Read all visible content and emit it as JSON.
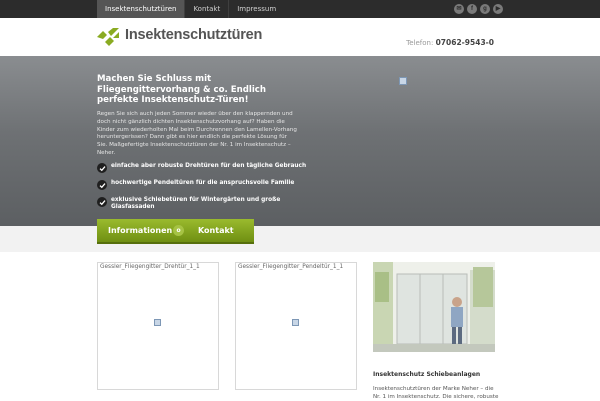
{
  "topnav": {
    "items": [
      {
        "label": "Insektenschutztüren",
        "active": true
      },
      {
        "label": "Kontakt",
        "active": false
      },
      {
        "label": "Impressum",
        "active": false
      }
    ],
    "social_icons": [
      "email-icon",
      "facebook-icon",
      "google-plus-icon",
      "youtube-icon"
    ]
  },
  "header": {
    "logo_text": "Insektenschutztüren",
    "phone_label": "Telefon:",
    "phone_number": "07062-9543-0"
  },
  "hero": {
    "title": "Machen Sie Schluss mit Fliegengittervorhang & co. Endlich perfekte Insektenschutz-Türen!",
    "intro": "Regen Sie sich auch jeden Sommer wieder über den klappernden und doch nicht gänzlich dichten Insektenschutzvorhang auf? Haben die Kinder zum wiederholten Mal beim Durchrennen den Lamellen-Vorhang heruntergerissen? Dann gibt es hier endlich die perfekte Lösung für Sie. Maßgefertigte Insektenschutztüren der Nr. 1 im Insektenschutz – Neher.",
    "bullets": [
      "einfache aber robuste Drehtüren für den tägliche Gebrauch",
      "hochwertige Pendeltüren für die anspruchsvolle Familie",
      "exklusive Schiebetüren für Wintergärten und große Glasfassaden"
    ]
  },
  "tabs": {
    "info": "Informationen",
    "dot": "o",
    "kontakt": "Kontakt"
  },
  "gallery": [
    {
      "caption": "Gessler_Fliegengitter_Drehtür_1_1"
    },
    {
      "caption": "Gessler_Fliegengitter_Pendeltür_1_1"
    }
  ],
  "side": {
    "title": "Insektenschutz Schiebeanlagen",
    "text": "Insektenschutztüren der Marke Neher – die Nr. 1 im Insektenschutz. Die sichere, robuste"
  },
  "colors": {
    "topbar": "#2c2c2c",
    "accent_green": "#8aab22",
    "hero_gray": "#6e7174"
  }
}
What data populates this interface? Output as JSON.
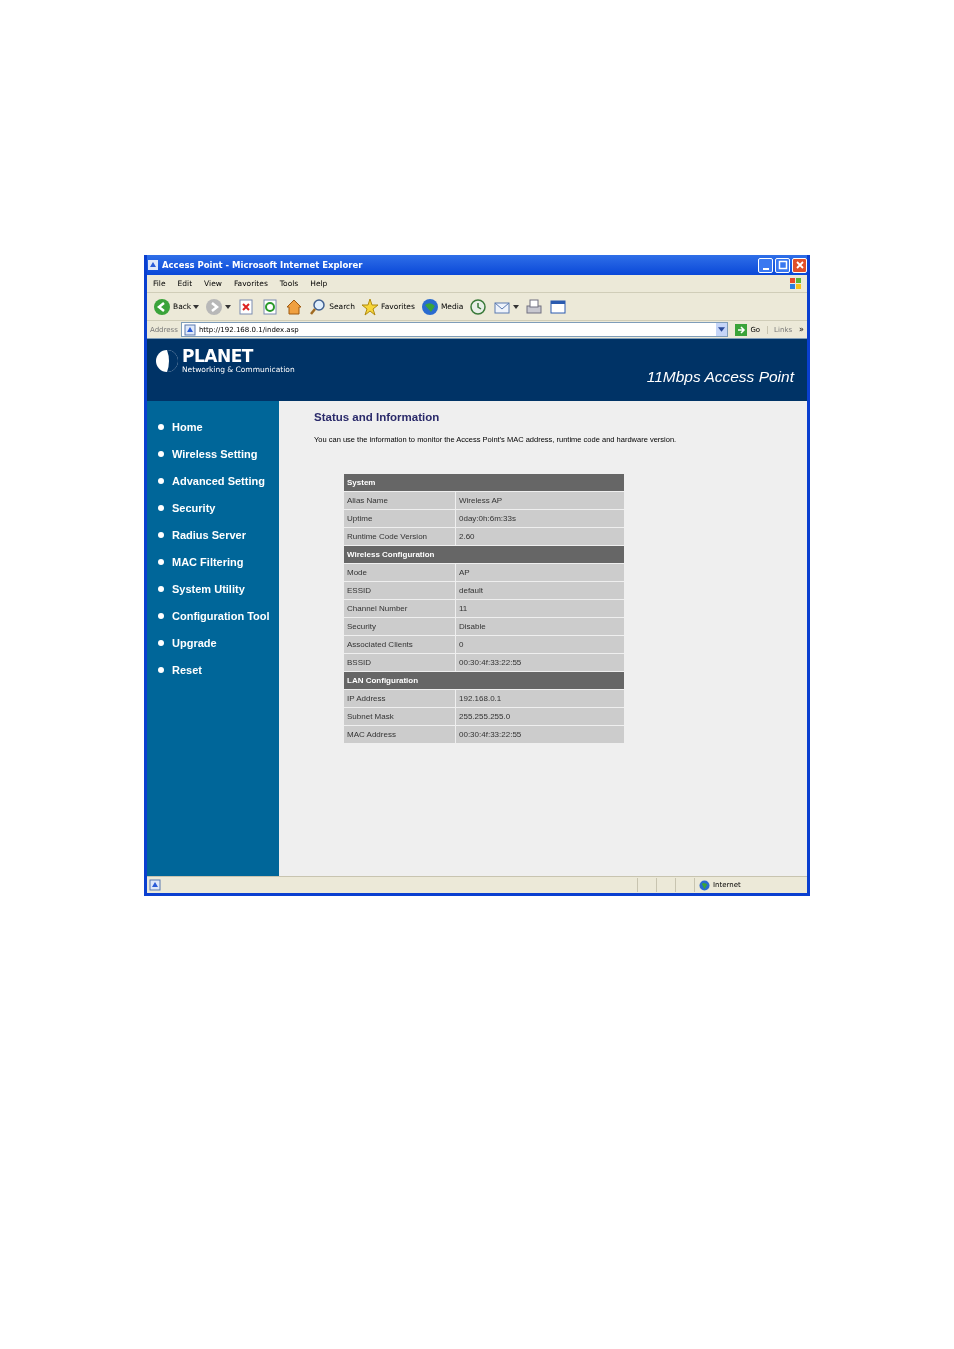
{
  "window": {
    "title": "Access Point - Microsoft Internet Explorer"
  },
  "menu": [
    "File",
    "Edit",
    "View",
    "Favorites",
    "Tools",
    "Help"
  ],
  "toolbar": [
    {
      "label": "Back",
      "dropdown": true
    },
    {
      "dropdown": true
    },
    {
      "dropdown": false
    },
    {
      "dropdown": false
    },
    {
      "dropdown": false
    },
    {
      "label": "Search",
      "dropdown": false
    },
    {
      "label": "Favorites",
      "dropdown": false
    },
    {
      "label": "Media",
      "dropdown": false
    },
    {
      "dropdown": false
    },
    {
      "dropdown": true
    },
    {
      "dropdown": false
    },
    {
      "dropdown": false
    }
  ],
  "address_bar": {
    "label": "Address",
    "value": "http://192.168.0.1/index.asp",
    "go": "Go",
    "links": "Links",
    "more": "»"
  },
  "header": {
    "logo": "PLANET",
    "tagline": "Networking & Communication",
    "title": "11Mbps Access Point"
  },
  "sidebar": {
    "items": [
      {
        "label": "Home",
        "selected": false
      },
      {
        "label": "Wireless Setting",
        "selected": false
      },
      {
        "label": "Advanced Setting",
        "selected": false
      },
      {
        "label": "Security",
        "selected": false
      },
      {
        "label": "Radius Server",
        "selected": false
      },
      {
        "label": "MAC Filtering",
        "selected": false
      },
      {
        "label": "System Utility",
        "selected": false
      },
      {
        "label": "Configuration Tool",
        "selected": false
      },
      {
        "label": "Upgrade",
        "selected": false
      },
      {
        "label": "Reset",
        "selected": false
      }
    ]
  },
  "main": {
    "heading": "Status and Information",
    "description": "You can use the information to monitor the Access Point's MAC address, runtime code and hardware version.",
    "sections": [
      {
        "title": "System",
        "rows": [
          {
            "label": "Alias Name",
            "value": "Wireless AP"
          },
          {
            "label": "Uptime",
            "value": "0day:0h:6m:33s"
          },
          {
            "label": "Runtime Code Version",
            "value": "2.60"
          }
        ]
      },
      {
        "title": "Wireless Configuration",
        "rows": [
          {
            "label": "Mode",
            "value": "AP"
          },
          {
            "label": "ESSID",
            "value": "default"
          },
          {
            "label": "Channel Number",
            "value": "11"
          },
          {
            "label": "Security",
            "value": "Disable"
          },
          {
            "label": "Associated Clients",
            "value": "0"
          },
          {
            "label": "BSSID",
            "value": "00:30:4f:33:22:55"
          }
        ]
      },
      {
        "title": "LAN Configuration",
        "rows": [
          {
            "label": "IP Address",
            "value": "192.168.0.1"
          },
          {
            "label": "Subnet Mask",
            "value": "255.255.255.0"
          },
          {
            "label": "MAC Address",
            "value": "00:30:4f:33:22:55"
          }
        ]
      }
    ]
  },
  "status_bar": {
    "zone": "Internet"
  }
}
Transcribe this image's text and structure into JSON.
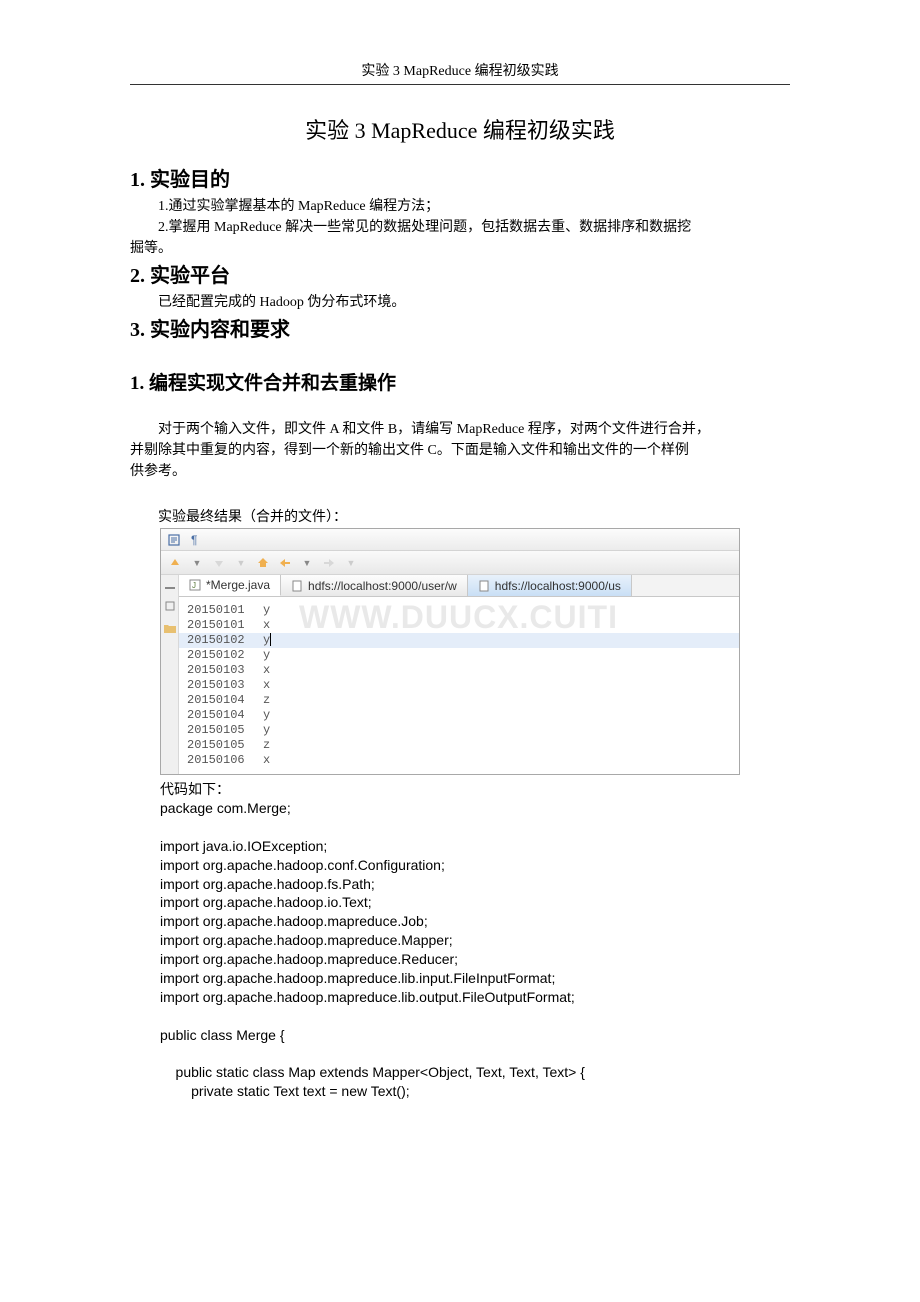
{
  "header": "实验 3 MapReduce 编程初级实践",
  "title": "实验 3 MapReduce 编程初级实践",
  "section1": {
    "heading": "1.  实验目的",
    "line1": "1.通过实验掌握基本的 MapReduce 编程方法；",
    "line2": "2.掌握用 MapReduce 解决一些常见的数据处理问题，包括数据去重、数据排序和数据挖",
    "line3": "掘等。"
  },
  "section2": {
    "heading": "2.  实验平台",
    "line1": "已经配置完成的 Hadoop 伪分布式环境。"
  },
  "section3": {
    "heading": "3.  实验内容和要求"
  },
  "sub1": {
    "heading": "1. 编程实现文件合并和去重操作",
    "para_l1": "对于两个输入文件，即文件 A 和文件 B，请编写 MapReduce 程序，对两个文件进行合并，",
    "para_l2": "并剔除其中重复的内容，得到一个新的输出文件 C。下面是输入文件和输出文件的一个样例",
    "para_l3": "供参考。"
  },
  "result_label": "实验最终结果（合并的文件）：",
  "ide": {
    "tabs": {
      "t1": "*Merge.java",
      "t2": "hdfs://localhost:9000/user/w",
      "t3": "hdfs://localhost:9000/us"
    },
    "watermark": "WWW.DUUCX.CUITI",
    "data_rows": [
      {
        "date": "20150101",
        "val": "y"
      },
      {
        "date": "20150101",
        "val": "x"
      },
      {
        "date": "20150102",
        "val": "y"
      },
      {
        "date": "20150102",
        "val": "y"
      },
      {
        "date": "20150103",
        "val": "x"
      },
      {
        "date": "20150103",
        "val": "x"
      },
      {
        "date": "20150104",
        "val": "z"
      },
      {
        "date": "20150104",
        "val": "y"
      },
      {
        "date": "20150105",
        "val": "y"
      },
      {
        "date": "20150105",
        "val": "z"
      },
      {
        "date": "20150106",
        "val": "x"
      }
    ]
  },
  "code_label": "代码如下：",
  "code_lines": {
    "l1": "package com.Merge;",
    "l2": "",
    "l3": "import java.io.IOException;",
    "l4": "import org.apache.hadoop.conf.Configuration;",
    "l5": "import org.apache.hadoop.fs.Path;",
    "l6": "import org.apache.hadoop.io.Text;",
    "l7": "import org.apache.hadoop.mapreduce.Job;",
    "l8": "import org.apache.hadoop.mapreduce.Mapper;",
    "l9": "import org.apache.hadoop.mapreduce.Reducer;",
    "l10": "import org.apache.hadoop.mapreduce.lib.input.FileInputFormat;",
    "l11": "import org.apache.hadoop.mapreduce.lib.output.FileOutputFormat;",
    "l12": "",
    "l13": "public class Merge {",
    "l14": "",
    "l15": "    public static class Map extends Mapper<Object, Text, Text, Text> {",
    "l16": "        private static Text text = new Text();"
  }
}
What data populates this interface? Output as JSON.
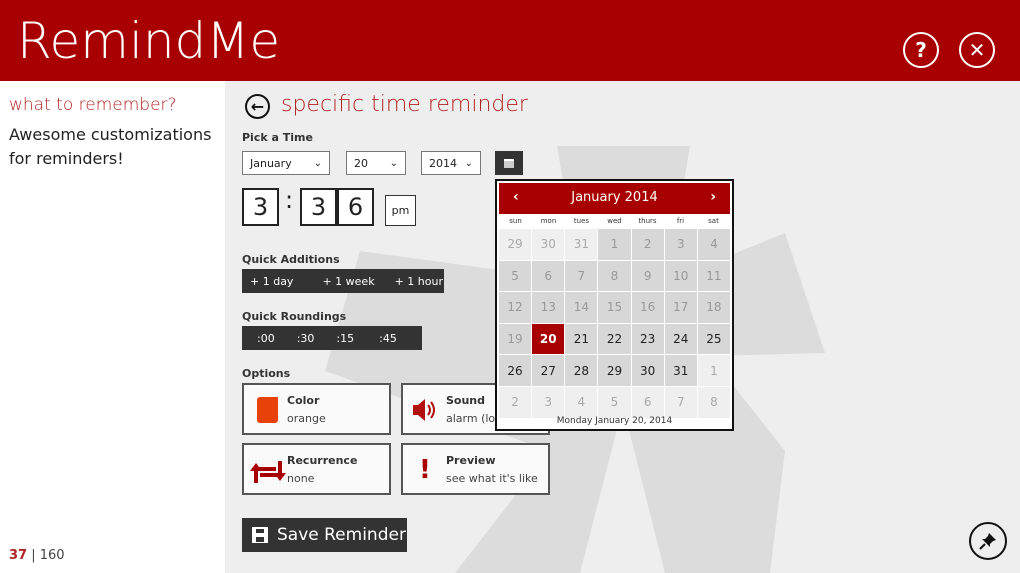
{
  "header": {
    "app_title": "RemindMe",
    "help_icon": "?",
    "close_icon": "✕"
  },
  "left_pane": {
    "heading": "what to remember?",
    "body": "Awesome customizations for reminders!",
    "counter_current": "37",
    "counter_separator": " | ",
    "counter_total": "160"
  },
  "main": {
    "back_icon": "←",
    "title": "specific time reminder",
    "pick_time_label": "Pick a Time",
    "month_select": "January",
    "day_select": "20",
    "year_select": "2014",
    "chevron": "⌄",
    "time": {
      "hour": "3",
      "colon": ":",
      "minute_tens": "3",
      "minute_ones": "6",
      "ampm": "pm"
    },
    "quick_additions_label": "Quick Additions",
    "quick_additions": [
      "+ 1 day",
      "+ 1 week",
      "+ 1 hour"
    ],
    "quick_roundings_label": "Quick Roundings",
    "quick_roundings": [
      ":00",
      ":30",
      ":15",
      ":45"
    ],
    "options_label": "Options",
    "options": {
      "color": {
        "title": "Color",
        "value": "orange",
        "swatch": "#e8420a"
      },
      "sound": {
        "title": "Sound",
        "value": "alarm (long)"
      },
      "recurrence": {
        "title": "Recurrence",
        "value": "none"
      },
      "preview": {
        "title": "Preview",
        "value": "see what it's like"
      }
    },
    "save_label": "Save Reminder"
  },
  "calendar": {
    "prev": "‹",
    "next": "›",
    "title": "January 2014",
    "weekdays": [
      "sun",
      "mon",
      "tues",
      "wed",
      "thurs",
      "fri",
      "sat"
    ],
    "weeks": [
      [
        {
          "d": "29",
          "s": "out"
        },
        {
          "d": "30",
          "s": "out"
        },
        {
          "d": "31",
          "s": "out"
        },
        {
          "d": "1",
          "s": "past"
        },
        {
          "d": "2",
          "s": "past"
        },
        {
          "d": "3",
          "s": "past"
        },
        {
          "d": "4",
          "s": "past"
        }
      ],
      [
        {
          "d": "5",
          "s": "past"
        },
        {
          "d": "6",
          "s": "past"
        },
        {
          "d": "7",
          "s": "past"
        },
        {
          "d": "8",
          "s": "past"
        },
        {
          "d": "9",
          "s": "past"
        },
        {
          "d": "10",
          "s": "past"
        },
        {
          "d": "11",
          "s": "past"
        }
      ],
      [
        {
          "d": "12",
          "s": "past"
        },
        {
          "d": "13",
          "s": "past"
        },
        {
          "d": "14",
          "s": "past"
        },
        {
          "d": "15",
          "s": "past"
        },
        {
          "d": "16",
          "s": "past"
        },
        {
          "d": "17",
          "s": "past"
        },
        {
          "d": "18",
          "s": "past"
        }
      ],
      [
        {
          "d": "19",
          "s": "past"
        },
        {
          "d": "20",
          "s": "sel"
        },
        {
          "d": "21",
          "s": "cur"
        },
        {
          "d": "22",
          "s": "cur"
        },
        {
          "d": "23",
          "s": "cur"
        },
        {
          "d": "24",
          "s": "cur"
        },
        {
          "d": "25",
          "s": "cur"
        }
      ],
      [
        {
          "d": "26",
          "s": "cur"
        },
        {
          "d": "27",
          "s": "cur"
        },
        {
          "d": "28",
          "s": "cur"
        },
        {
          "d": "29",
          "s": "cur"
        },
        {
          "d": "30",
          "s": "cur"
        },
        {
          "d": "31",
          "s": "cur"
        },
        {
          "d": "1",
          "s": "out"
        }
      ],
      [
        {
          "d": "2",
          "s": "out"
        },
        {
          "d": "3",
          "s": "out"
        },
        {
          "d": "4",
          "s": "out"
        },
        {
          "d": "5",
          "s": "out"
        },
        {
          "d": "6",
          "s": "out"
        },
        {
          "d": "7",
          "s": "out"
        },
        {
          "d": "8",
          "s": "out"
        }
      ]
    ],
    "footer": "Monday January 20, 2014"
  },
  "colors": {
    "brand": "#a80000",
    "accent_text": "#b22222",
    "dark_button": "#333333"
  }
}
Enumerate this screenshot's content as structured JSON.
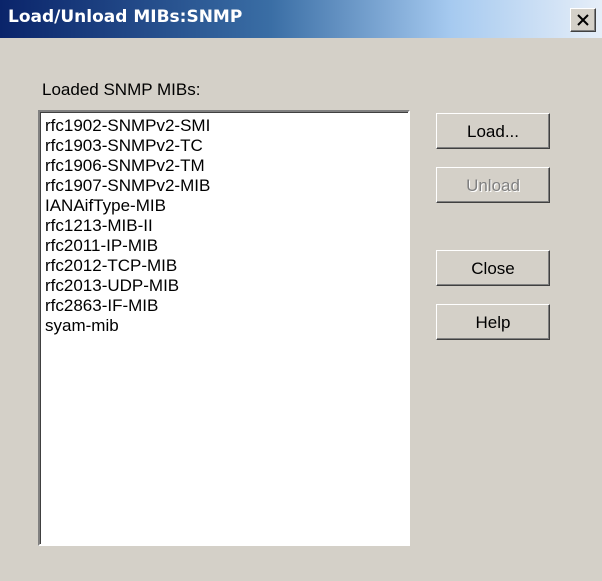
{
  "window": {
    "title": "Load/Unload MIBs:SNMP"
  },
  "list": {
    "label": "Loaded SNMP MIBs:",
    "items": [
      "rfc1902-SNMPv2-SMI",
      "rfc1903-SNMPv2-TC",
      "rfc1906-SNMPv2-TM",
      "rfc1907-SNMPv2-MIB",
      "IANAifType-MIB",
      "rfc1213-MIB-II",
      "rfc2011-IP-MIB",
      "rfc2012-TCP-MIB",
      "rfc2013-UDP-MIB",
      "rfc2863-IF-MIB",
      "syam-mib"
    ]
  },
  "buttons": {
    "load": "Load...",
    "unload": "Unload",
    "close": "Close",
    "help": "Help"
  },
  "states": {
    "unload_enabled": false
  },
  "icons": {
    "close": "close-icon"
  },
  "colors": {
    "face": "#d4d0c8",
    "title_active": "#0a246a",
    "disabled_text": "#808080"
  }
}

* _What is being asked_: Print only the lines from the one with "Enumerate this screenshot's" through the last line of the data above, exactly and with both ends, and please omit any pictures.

* _Response box_:
Enumerate this screenshot's content as structured JSON.
{
  "window": {
    "title": "Load/Unload MIBs:SNMP"
  },
  "list": {
    "label": "Loaded SNMP MIBs:",
    "items": [
      "rfc1902-SNMPv2-SMI",
      "rfc1903-SNMPv2-TC",
      "rfc1906-SNMPv2-TM",
      "rfc1907-SNMPv2-MIB",
      "IANAifType-MIB",
      "rfc1213-MIB-II",
      "rfc2011-IP-MIB",
      "rfc2012-TCP-MIB",
      "rfc2013-UDP-MIB",
      "rfc2863-IF-MIB",
      "syam-mib"
    ]
  },
  "buttons": {
    "load": "Load...",
    "unload": "Unload",
    "close": "Close",
    "help": "Help"
  },
  "states": {
    "unload_enabled": false
  },
  "icons": {
    "close": "close-icon"
  },
  "colors": {
    "face": "#d4d0c8",
    "title_active": "#0a246a",
    "disabled_text": "#808080"
  }
}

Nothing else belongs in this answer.